I imagine that very few organizations in this country, or indeed the world, have bothered seeking such consent unless they are directly associated with the Church. If the “competent ecclesiastical authorities” are now going to busy themselves in enforcing Canon 216, they will be kept very busy indeed. Of course we all know that will not happen. Real Catholic TV was singled out, and that is precisely the problem. In law, either ecclesiastical or secular, selective enforcement always creates the impression of injustice. If a speed limit of 55 is enforced against all motorists caught by the authorities well and good; if the limit is enforced only against critics of the local Sheriff, then enforcement of a valid law can be unjust.
Rorate Caeli has a brilliant post on this point:
In this, as in most cases involving serious Catholics in the past decades, what irks people, even if they somehow do not know how to express it, is precisely this: the injustice in the application of the law by dioceses or even by Higher Authority. There is nothing in law more prone to abuse than an apparently “clear” or “plain” law, precisely because it demands great care in its application, that is not supposed to be simply uniform, but must be equitably just for all. Do all remember how the “clear” and “plain” “abrogation” of the Traditional Mass was defended by most Canonists for decades, and how abuses became norms in the Pauline Mass, while the Traditional Mass was persecuted with no quarter?…
Is stating that something that “claims the title ‘Catholic’ does not have canonical authorization to do so” a regular action of the Archdiocese of Detroit? Or does the Canon apply only to one particular enterprise? How about sending a “Defend the Catholic Name Inspection team” to every parish and “institution” in the diocese: we are absolutely convinced that a team composed of orthodox Catholics would be horrified at what is being said, done, and taught under the “Catholic” name from some pulpits and in classrooms.

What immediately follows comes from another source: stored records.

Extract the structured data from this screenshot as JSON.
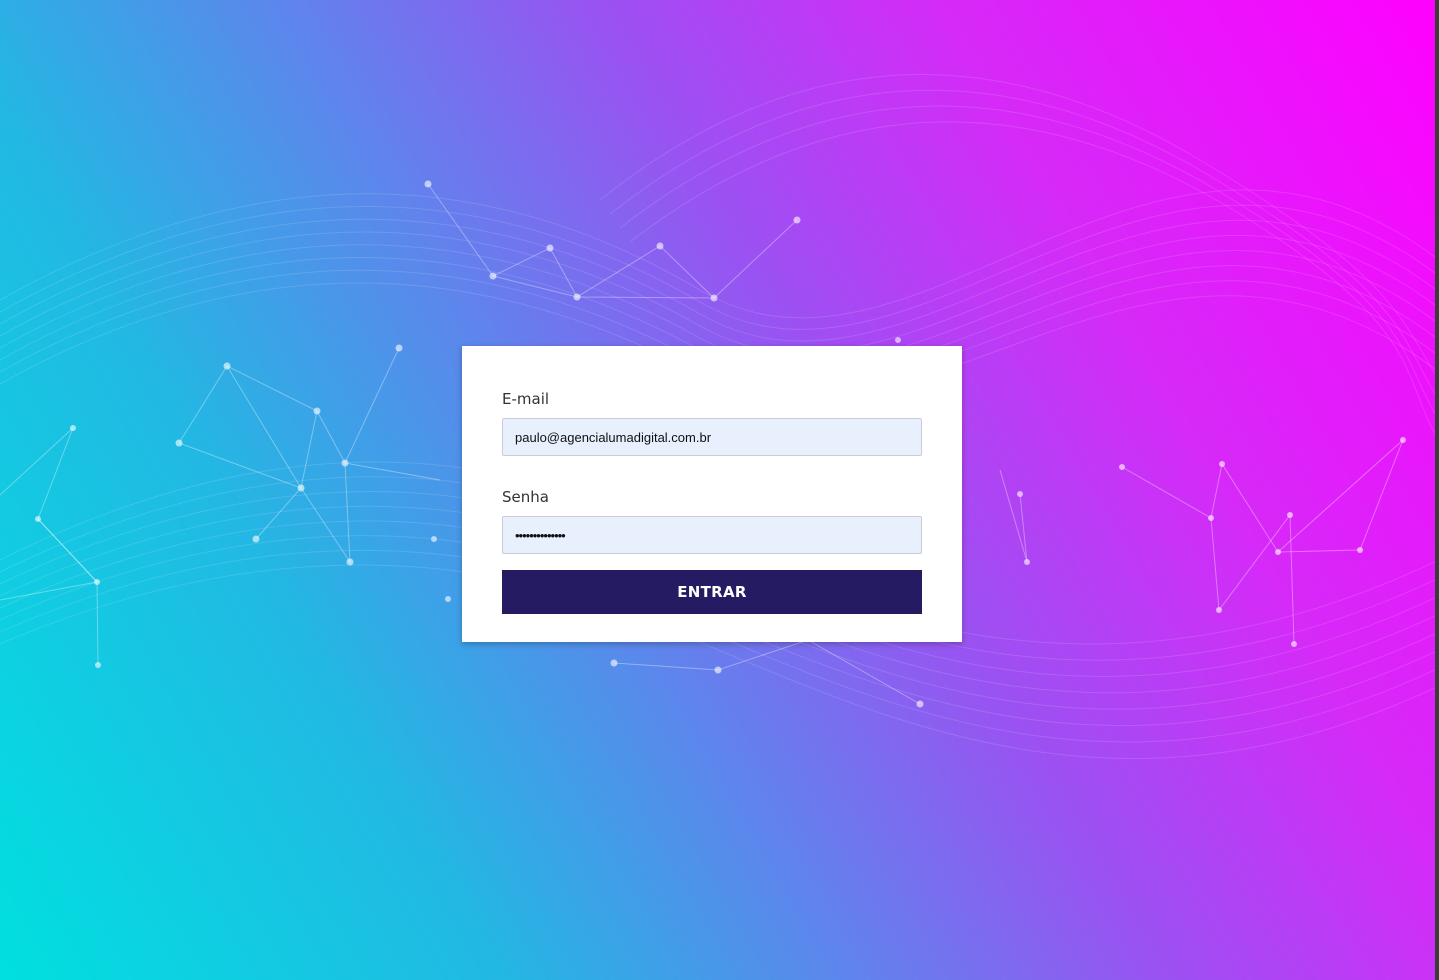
{
  "form": {
    "email_label": "E-mail",
    "email_value": "paulo@agencialumadigital.com.br",
    "password_label": "Senha",
    "password_value": "••••••••••••••",
    "submit_label": "ENTRAR"
  },
  "colors": {
    "background_start": "#00e0e0",
    "background_end": "#ff00ff",
    "button": "#251b63",
    "input_fill": "#e8f0fe"
  }
}
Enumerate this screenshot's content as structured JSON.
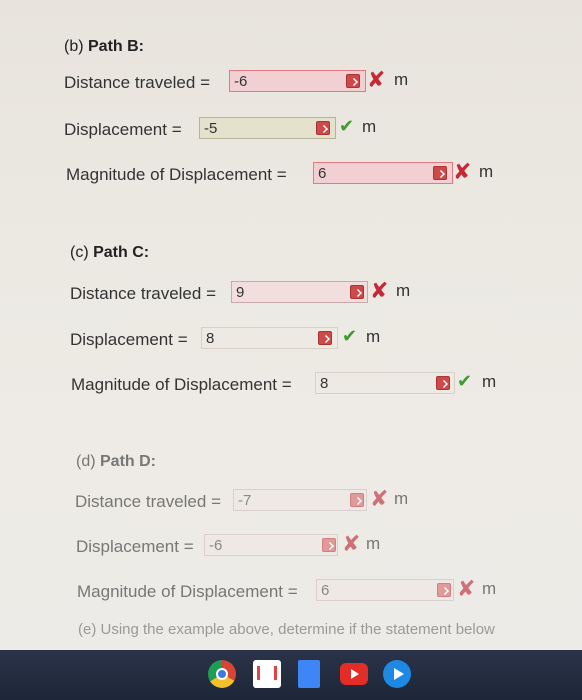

It is not even really hidden: for a very diminute example, the Catholic & Jesuit University of Detroit Mercy has never stopped linking to Planned Parenthood and the National Organization for Women in their website (and this is what is available in one single webpage, one shudders to think at what may take place in “Women and Gender’s Studies” classes in the university.) Despite the appropriate behavior of the Archdiocese during the “American Catholic Council”/Call to Action conference last year (see 1, 2, 3), the canon on the prohibition of the word “Catholic” without “consent” was never invoked even then, when the actual integrity of Catholic doctrine was affected.
Let us be clear: the selective application and loud proclamation of this Canon for one case only, amidst the disastrous situation of the Church in general, looks ridiculous. It does not make the Archdiocese look admirable and law-abiding, but petty and small. Finally, the fact that it is completely unenforceable in civil courts, since the Archdiocese does not have exclusive intellectual property rights over the name “Catholic”, makes it look weak and toothless. “Dura lex sed lex” has always been a problematic brocard; it can also be dangerous when those guided by it are not informed by a keen sense of equity and justice.
Go here to read the rest. Courthouses around the country have been replaced with so-called law and justice centers. In November of this year I will have been an attorney for three decades and, based on that, I find this title of law and justice highly amusing. People who have anything to do with courts will receive lots of law; justice on the other hand is more of a hit or miss proposition. Apparently that is also the case with the application of canon law.